#### YOUR ASSIGNMENT:
Copy every line of the material below word for word.

#### MATERIAL TO PROCESS:
╔══
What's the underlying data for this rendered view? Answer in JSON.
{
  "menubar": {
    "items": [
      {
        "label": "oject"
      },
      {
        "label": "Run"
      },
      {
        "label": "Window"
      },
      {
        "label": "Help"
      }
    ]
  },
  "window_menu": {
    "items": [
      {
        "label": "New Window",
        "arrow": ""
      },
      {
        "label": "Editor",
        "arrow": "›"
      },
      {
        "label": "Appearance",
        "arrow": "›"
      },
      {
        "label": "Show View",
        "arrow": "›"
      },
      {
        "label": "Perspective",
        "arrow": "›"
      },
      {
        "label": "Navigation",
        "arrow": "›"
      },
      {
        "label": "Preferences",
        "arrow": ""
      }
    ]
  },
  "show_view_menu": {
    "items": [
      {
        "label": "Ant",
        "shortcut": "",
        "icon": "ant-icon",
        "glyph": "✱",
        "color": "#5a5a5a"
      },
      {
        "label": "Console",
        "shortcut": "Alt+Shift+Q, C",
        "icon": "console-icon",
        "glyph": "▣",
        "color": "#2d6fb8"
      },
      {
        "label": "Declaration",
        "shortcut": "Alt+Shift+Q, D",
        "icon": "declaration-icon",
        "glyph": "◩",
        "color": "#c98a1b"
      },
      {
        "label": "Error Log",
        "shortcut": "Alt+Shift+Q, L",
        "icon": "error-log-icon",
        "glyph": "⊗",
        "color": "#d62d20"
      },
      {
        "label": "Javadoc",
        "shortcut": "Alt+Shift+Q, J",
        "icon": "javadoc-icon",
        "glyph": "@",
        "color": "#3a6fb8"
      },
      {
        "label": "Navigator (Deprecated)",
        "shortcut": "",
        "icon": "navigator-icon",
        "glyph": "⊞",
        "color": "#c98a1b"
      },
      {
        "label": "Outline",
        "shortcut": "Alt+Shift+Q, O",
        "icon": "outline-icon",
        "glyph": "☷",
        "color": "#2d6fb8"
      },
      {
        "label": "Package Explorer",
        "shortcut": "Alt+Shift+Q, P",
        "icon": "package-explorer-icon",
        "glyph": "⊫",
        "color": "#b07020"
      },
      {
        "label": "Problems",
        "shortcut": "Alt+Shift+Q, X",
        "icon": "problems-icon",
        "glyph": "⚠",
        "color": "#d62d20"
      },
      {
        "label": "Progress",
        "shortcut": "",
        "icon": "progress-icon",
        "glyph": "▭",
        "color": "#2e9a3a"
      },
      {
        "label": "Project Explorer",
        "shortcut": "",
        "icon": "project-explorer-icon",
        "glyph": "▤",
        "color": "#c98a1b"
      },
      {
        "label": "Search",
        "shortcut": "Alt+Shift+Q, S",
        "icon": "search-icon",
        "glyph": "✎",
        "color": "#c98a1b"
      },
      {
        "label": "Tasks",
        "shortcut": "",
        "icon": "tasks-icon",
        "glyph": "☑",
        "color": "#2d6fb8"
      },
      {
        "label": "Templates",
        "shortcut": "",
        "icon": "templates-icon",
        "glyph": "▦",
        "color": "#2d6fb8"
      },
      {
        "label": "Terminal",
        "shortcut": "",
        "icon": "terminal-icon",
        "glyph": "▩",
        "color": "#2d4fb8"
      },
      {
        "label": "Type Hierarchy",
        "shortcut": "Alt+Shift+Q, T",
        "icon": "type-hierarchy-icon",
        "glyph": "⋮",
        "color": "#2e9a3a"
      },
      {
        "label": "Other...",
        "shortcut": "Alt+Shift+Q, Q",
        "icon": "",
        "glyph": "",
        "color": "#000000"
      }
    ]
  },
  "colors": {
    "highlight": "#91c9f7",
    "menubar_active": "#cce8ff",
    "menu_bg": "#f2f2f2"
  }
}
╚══
#### EXERCISE RESULT:
What's the underlying data for this rendered view? Answer in JSON.
{
  "menubar": {
    "items": [
      {
        "label": "oject"
      },
      {
        "label": "Run"
      },
      {
        "label": "Window"
      },
      {
        "label": "Help"
      }
    ]
  },
  "window_menu": {
    "items": [
      {
        "label": "New Window",
        "arrow": ""
      },
      {
        "label": "Editor",
        "arrow": "›"
      },
      {
        "label": "Appearance",
        "arrow": "›"
      },
      {
        "label": "Show View",
        "arrow": "›"
      },
      {
        "label": "Perspective",
        "arrow": "›"
      },
      {
        "label": "Navigation",
        "arrow": "›"
      },
      {
        "label": "Preferences",
        "arrow": ""
      }
    ]
  },
  "show_view_menu": {
    "items": [
      {
        "label": "Ant",
        "shortcut": "",
        "icon": "ant-icon",
        "glyph": "✱",
        "color": "#5a5a5a"
      },
      {
        "label": "Console",
        "shortcut": "Alt+Shift+Q, C",
        "icon": "console-icon",
        "glyph": "▣",
        "color": "#2d6fb8"
      },
      {
        "label": "Declaration",
        "shortcut": "Alt+Shift+Q, D",
        "icon": "declaration-icon",
        "glyph": "◩",
        "color": "#c98a1b"
      },
      {
        "label": "Error Log",
        "shortcut": "Alt+Shift+Q, L",
        "icon": "error-log-icon",
        "glyph": "⊗",
        "color": "#d62d20"
      },
      {
        "label": "Javadoc",
        "shortcut": "Alt+Shift+Q, J",
        "icon": "javadoc-icon",
        "glyph": "@",
        "color": "#3a6fb8"
      },
      {
        "label": "Navigator (Deprecated)",
        "shortcut": "",
        "icon": "navigator-icon",
        "glyph": "⊞",
        "color": "#c98a1b"
      },
      {
        "label": "Outline",
        "shortcut": "Alt+Shift+Q, O",
        "icon": "outline-icon",
        "glyph": "☷",
        "color": "#2d6fb8"
      },
      {
        "label": "Package Explorer",
        "shortcut": "Alt+Shift+Q, P",
        "icon": "package-explorer-icon",
        "glyph": "⊫",
        "color": "#b07020"
      },
      {
        "label": "Problems",
        "shortcut": "Alt+Shift+Q, X",
        "icon": "problems-icon",
        "glyph": "⚠",
        "color": "#d62d20"
      },
      {
        "label": "Progress",
        "shortcut": "",
        "icon": "progress-icon",
        "glyph": "▭",
        "color": "#2e9a3a"
      },
      {
        "label": "Project Explorer",
        "shortcut": "",
        "icon": "project-explorer-icon",
        "glyph": "▤",
        "color": "#c98a1b"
      },
      {
        "label": "Search",
        "shortcut": "Alt+Shift+Q, S",
        "icon": "search-icon",
        "glyph": "✎",
        "color": "#c98a1b"
      },
      {
        "label": "Tasks",
        "shortcut": "",
        "icon": "tasks-icon",
        "glyph": "☑",
        "color": "#2d6fb8"
      },
      {
        "label": "Templates",
        "shortcut": "",
        "icon": "templates-icon",
        "glyph": "▦",
        "color": "#2d6fb8"
      },
      {
        "label": "Terminal",
        "shortcut": "",
        "icon": "terminal-icon",
        "glyph": "▩",
        "color": "#2d4fb8"
      },
      {
        "label": "Type Hierarchy",
        "shortcut": "Alt+Shift+Q, T",
        "icon": "type-hierarchy-icon",
        "glyph": "⋮",
        "color": "#2e9a3a"
      },
      {
        "label": "Other...",
        "shortcut": "Alt+Shift+Q, Q",
        "icon": "",
        "glyph": "",
        "color": "#000000"
      }
    ]
  },
  "colors": {
    "highlight": "#91c9f7",
    "menubar_active": "#cce8ff",
    "menu_bg": "#f2f2f2"
  }
}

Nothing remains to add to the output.